_Description of the task_. The answer must be the data, repeated exactly.
*** Data for the task
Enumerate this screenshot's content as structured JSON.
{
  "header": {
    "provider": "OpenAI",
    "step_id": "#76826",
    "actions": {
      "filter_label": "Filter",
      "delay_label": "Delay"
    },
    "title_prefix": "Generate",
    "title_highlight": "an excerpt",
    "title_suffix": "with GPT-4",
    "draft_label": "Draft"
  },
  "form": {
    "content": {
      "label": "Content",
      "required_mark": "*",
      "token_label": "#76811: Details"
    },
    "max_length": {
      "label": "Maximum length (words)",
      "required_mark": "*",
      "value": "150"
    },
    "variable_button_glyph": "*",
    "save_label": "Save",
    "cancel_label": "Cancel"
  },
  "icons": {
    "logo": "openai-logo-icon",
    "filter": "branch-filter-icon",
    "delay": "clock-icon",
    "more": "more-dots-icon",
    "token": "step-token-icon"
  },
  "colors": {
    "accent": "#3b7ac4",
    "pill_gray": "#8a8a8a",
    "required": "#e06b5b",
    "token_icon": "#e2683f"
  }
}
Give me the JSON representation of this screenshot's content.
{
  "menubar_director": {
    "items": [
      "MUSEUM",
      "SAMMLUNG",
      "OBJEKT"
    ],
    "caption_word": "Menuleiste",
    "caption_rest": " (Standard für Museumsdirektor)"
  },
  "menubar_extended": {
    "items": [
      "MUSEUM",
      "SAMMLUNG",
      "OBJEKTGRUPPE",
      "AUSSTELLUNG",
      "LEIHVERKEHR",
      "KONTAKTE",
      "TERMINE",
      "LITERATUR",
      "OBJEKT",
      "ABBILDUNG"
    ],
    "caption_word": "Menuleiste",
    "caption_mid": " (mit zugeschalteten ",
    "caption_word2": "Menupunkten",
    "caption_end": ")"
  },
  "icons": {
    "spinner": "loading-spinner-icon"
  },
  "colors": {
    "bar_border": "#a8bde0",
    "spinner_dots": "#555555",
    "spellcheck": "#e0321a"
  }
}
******
_Result of the exercise_.
Enumerate this screenshot's content as structured JSON.
{
  "header": {
    "provider": "OpenAI",
    "step_id": "#76826",
    "actions": {
      "filter_label": "Filter",
      "delay_label": "Delay"
    },
    "title_prefix": "Generate",
    "title_highlight": "an excerpt",
    "title_suffix": "with GPT-4",
    "draft_label": "Draft"
  },
  "form": {
    "content": {
      "label": "Content",
      "required_mark": "*",
      "token_label": "#76811: Details"
    },
    "max_length": {
      "label": "Maximum length (words)",
      "required_mark": "*",
      "value": "150"
    },
    "variable_button_glyph": "*",
    "save_label": "Save",
    "cancel_label": "Cancel"
  },
  "icons": {
    "logo": "openai-logo-icon",
    "filter": "branch-filter-icon",
    "delay": "clock-icon",
    "more": "more-dots-icon",
    "token": "step-token-icon"
  },
  "colors": {
    "accent": "#3b7ac4",
    "pill_gray": "#8a8a8a",
    "required": "#e06b5b",
    "token_icon": "#e2683f"
  }
}
Give me the JSON representation of this screenshot's content.
{
  "menubar_director": {
    "items": [
      "MUSEUM",
      "SAMMLUNG",
      "OBJEKT"
    ],
    "caption_word": "Menuleiste",
    "caption_rest": " (Standard für Museumsdirektor)"
  },
  "menubar_extended": {
    "items": [
      "MUSEUM",
      "SAMMLUNG",
      "OBJEKTGRUPPE",
      "AUSSTELLUNG",
      "LEIHVERKEHR",
      "KONTAKTE",
      "TERMINE",
      "LITERATUR",
      "OBJEKT",
      "ABBILDUNG"
    ],
    "caption_word": "Menuleiste",
    "caption_mid": " (mit zugeschalteten ",
    "caption_word2": "Menupunkten",
    "caption_end": ")"
  },
  "icons": {
    "spinner": "loading-spinner-icon"
  },
  "colors": {
    "bar_border": "#a8bde0",
    "spinner_dots": "#555555",
    "spellcheck": "#e0321a"
  }
}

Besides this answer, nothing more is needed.